He's young, my mother says, and he knows a lot of people; he's not the best attorney but he brings in business.
Maybe he'll grow up, I say. Some people do.
My mother assures me she uses hand sanitizer and that when she allows the occasional client in, she wipes down all the surfaces as soon as the client leaves. Still, it worries me she is not more worried. She is optimistic about her own chances of avoiding getting sick.
Aside from her age, she isn't in any of the at-risk groups. Her biggest concern is for my sister, who is in poor health. But then, she says, maybe my sister's smoking is a bigger threat to her health than this new ghost.
Like me, she thinks the panic and its reverberations may be the worst part of this plague; she knows of no confirmed cases in her area (as of Saturday, there were three confirmed covid-19 cases in the Savannah area) but she's heard of half a dozen possibles.
There was a rumor that before they closed the schools a child had been diagnosed, and while she doesn't believe that's true, she understands why some people might be freaked out.
She's not freaked out. She's just concerned.
I describe our fortunate situation to her: we have lots of tools and tech and no real reason to congregate in a circumscribed physical location. I tell her I suspect that my industry will probably never go back to the old hive model of the centralized newsroom; we can carry our desks around with us now and we will, over the next few weeks and maybe months, become more and more comfortable privileging pixels over paper and communicating with each other through digital filters.
We will be freer when the lights come on again, we will have learned how to be nimbler. We will have acquired new skills. We will be leaner and more competent for having survived another crisis.
More than 30 years ago, I worked for a newspaper where the linotype machine broke. It didn't matter, we typed up our copy on typewriters and laid that out in the newspaper. We didn't miss an edition. We are prepared for these sorts of challenges; this sort of thing energizes us. Were we not so aware of the pain this plague will cause so many people (and we know we are not exempt from that pain), we might even call it fun.
I tell my mother I am optimistic that what we call social media might, during the coming tribulations, actually fulfill its promise to make us more connected. Maybe in serious times we will, like our ancestors did, find a way to rise above the petty toxicity of gossip and fear-mongering. Ordinary people do extraordinary things in times of crisis; we might yet be able to knit together something like a real community online.

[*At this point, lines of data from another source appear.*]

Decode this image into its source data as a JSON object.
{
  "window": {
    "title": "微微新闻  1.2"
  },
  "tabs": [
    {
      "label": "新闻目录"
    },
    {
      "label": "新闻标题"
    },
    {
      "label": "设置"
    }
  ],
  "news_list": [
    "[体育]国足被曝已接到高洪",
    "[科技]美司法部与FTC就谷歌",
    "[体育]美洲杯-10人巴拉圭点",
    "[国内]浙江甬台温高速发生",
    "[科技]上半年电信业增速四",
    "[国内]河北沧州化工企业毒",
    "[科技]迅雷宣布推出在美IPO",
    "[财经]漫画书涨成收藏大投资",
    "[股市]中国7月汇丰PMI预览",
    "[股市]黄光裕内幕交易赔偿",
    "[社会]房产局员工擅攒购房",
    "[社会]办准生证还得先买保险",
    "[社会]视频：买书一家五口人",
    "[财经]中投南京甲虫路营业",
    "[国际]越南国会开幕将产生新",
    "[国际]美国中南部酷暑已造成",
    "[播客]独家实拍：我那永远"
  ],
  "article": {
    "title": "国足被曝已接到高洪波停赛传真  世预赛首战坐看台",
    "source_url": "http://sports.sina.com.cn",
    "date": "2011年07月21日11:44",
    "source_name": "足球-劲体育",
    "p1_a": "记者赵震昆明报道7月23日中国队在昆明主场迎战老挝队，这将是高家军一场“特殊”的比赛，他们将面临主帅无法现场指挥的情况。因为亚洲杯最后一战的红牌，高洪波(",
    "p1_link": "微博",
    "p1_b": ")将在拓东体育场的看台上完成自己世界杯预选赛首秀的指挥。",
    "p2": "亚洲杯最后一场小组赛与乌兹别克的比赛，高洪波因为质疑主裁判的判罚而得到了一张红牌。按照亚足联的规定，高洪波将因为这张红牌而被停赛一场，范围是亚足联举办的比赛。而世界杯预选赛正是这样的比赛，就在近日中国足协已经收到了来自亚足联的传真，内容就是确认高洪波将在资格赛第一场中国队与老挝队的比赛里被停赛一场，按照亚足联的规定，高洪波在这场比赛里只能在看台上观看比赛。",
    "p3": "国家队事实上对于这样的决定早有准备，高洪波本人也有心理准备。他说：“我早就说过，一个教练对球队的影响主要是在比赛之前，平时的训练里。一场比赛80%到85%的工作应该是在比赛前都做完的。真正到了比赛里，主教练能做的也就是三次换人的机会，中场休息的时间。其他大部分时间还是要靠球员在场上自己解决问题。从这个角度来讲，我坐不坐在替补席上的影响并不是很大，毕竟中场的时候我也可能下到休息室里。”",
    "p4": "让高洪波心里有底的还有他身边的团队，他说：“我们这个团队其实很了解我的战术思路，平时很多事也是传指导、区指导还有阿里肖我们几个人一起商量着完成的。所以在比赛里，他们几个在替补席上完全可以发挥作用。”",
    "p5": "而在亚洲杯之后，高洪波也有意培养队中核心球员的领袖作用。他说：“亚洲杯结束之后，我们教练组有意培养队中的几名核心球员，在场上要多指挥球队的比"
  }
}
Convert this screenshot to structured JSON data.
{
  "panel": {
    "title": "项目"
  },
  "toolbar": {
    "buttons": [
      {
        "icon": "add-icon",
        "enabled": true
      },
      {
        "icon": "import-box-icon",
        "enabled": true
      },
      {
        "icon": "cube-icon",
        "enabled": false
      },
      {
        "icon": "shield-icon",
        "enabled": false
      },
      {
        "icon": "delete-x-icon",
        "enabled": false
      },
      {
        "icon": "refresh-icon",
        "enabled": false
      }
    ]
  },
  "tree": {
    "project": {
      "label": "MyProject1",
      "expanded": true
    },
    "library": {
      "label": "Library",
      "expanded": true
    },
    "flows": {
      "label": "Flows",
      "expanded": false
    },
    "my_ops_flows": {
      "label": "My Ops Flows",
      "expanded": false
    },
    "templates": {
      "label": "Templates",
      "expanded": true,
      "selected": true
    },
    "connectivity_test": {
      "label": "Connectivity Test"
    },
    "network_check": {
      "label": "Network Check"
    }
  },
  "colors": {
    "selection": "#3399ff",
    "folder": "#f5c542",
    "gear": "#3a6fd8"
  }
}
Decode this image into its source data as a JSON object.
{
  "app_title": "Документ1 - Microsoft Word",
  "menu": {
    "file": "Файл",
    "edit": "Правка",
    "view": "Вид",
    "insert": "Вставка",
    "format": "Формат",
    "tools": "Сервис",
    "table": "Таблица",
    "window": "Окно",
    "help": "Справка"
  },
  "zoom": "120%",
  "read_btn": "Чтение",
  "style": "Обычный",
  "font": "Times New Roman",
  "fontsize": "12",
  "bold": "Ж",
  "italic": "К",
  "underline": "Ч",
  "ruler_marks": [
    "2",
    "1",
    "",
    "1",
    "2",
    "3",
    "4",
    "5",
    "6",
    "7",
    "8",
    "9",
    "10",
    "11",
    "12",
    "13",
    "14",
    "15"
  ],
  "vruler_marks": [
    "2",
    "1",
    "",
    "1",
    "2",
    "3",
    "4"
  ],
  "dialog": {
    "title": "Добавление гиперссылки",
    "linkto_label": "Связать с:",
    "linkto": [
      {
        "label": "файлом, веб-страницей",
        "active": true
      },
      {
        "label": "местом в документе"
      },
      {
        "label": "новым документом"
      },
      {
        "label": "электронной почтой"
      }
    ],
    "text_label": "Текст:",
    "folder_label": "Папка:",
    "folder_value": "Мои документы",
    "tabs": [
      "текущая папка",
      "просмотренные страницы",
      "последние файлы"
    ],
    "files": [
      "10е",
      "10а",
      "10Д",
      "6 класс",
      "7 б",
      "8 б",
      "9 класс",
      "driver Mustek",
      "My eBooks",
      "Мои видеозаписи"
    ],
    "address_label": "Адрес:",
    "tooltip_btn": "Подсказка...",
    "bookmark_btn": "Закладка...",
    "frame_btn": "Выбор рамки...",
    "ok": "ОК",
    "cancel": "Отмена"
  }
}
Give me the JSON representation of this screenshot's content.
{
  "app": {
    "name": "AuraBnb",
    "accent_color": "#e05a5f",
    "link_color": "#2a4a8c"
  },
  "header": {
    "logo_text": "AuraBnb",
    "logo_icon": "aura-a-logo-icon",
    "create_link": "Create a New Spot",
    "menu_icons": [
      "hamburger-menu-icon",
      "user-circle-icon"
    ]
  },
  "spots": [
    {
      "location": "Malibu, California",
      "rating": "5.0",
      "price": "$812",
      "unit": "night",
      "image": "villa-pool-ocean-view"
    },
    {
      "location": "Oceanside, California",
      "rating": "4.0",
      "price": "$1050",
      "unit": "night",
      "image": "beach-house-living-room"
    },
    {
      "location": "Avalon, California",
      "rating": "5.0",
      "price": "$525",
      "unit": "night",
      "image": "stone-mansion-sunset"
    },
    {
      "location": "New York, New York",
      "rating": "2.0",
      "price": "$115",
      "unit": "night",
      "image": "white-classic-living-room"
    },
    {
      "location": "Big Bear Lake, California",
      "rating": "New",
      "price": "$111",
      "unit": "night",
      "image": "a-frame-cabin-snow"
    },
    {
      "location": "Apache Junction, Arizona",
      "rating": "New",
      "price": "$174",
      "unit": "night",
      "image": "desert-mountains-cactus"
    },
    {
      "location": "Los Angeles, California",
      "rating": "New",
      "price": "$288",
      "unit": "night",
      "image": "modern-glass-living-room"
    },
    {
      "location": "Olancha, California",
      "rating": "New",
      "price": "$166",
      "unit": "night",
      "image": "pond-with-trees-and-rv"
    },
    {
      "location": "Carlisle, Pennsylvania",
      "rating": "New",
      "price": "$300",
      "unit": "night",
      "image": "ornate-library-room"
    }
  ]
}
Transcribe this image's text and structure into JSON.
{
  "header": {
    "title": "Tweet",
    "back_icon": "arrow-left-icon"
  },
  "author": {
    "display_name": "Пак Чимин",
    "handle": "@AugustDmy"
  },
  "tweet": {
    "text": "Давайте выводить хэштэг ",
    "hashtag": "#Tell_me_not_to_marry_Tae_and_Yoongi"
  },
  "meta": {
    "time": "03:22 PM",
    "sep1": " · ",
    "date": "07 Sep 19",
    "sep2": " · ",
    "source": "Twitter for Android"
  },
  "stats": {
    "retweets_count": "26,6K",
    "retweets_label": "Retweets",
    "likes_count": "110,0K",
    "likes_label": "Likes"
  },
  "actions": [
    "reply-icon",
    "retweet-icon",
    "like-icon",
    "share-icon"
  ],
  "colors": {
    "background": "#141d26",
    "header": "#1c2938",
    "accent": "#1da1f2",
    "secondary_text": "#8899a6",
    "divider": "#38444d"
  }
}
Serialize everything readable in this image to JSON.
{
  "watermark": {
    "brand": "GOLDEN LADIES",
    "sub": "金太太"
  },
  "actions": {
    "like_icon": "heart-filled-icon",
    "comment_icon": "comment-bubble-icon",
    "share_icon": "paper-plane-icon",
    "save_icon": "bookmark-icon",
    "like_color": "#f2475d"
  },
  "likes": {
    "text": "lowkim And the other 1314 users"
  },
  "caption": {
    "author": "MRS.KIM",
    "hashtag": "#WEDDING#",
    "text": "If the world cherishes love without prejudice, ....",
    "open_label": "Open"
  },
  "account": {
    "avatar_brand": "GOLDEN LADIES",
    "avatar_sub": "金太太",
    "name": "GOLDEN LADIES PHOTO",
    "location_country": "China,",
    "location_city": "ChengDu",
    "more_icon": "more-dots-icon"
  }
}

My mother is not going to let this crisis alter her routine any more than she has to , and there's not much I can do about it except tell her to listen to the most serious and credentialed voices, not to the loudest ones. She says she is being careful, and yet she's in the garden department at Lowe's.
It is spring and I guess that's when things begin to bloom, when the world begins to thaw.
My cousin died last week. And life will go on.
Philip Martin is a columnist and critic for the Arkansas Democrat-Gazette. Email him at firstname.lastname@example.org and read his blog at blooddirtandangels.com.
Editorial on 03/24/2020
Print Headline: A spring like no other